Women Headed South on a Wagon, 1865


2nd Lieutenant
Mar 6, 2010
Charlotte, NC
There must be an interesting story behind this brief letter from a Quartermaster in South Carolina to the Quartermaster General (from Georgia) in Richmond. Who were the women? Where headed? Escaping the coming fall of Richmond?

Blackstock{, S. C.} March 16, 1865
General A. R. Lawton {QM General}
I recd yours of the 9th yesterday at Chester. My wagons have not arrived but Capt. Strong kindly furnished the Ladies with a wagon from Chester to Newberry {both in S. C., a distance of about 45 miles south-west by road}. I thought that route best under all circumstances just now.
Yours Respt.
R. Ward A. Q. M.


1st Lieutenant
Forum Host
Nov 27, 2018
Chattanooga, Tennessee
I am sure of it. Mary Chestnut is a good reminder that the social elite were involved in the affairs of Government, and had to be removed for safety. Maybe a look into her diary could offer a possible theme.

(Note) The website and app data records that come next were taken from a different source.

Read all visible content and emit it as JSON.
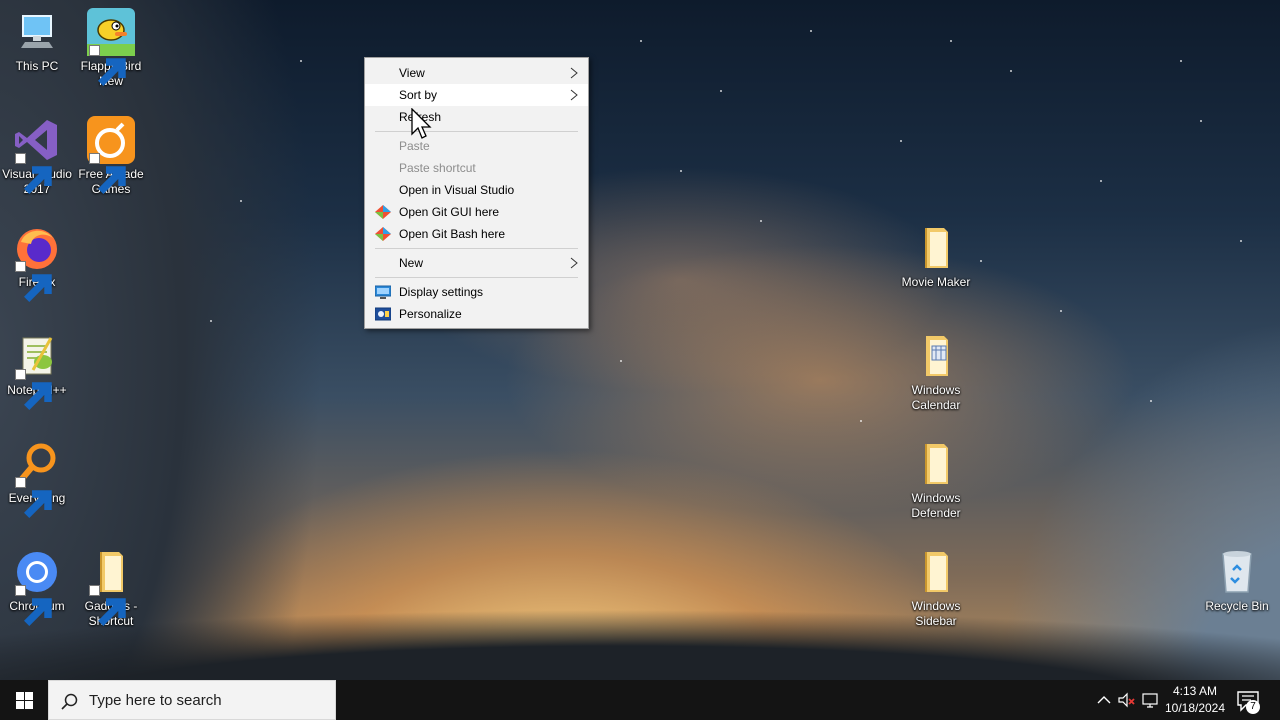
{
  "desktop": {
    "icons": [
      {
        "label": "This PC",
        "icon": "computer-icon"
      },
      {
        "label": "Flappy Bird New",
        "icon": "flappy-bird-icon"
      },
      {
        "label": "Visual Studio 2017",
        "icon": "visual-studio-icon"
      },
      {
        "label": "Free Arcade Games",
        "icon": "arcade-icon"
      },
      {
        "label": "Firefox",
        "icon": "firefox-icon"
      },
      {
        "label": "Notepad++",
        "icon": "notepadpp-icon"
      },
      {
        "label": "Everything",
        "icon": "everything-search-icon"
      },
      {
        "label": "Chromium",
        "icon": "chromium-icon"
      },
      {
        "label": "Gadgets - Shortcut",
        "icon": "folder-icon"
      },
      {
        "label": "Movie Maker",
        "icon": "folder-icon"
      },
      {
        "label": "Windows Calendar",
        "icon": "folder-icon"
      },
      {
        "label": "Windows Defender",
        "icon": "folder-icon"
      },
      {
        "label": "Windows Sidebar",
        "icon": "folder-icon"
      },
      {
        "label": "Recycle Bin",
        "icon": "recycle-bin-icon"
      }
    ]
  },
  "context_menu": {
    "items": [
      {
        "label": "View",
        "submenu": true
      },
      {
        "label": "Sort by",
        "submenu": true,
        "highlighted": true
      },
      {
        "label": "Refresh"
      },
      {
        "label": "Paste",
        "disabled": true
      },
      {
        "label": "Paste shortcut",
        "disabled": true
      },
      {
        "label": "Open in Visual Studio"
      },
      {
        "label": "Open Git GUI here",
        "icon": "git-icon"
      },
      {
        "label": "Open Git Bash here",
        "icon": "git-icon"
      },
      {
        "label": "New",
        "submenu": true
      },
      {
        "label": "Display settings",
        "icon": "display-icon"
      },
      {
        "label": "Personalize",
        "icon": "personalize-icon"
      }
    ]
  },
  "taskbar": {
    "search_placeholder": "Type here to search",
    "time": "4:13 AM",
    "date": "10/18/2024",
    "notification_count": "7"
  },
  "colors": {
    "taskbar": "#141414",
    "menu_bg": "#f2f2f2",
    "menu_hover": "#ffffff",
    "disabled_text": "#8d8d8d"
  }
}
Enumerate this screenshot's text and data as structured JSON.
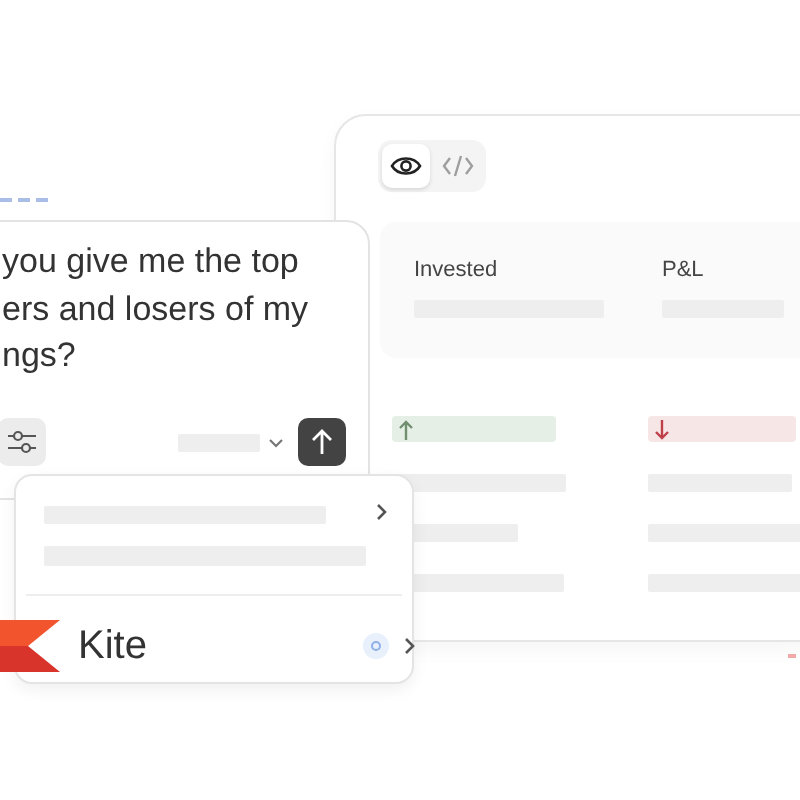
{
  "preview_panel": {
    "view_toggle": [
      {
        "kind": "eye",
        "selected": true
      },
      {
        "kind": "code",
        "selected": false
      }
    ],
    "columns": [
      {
        "header": "Invested",
        "kind": "gain"
      },
      {
        "header": "P&L",
        "kind": "loss"
      }
    ]
  },
  "chat": {
    "message_lines": [
      "you give me the top",
      "ers and losers of my",
      "ngs?"
    ]
  },
  "menu": {
    "items": [
      {
        "kind": "skeleton"
      },
      {
        "kind": "divider"
      },
      {
        "kind": "app",
        "label": "Kite"
      }
    ]
  }
}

2nd Lieutenant
Forum Host
Apr 18, 2019
A lot of anecdotes pop up in diaries and letters of officers extending courtesies to "ladies" during the War. It was part of the code of gentlemanly conduct that well educated men followed. It's important to note though that this code only extended to those whom the men identified as "ladies" - women of the upper class whose dress and manners and speech, among other signifiers, proclaimed them to be "gently bred." Similar courtesies were not extended to all women. Less educated or less notably cultured women often got harsher treatment. That included enslaved or formerly enslaved women.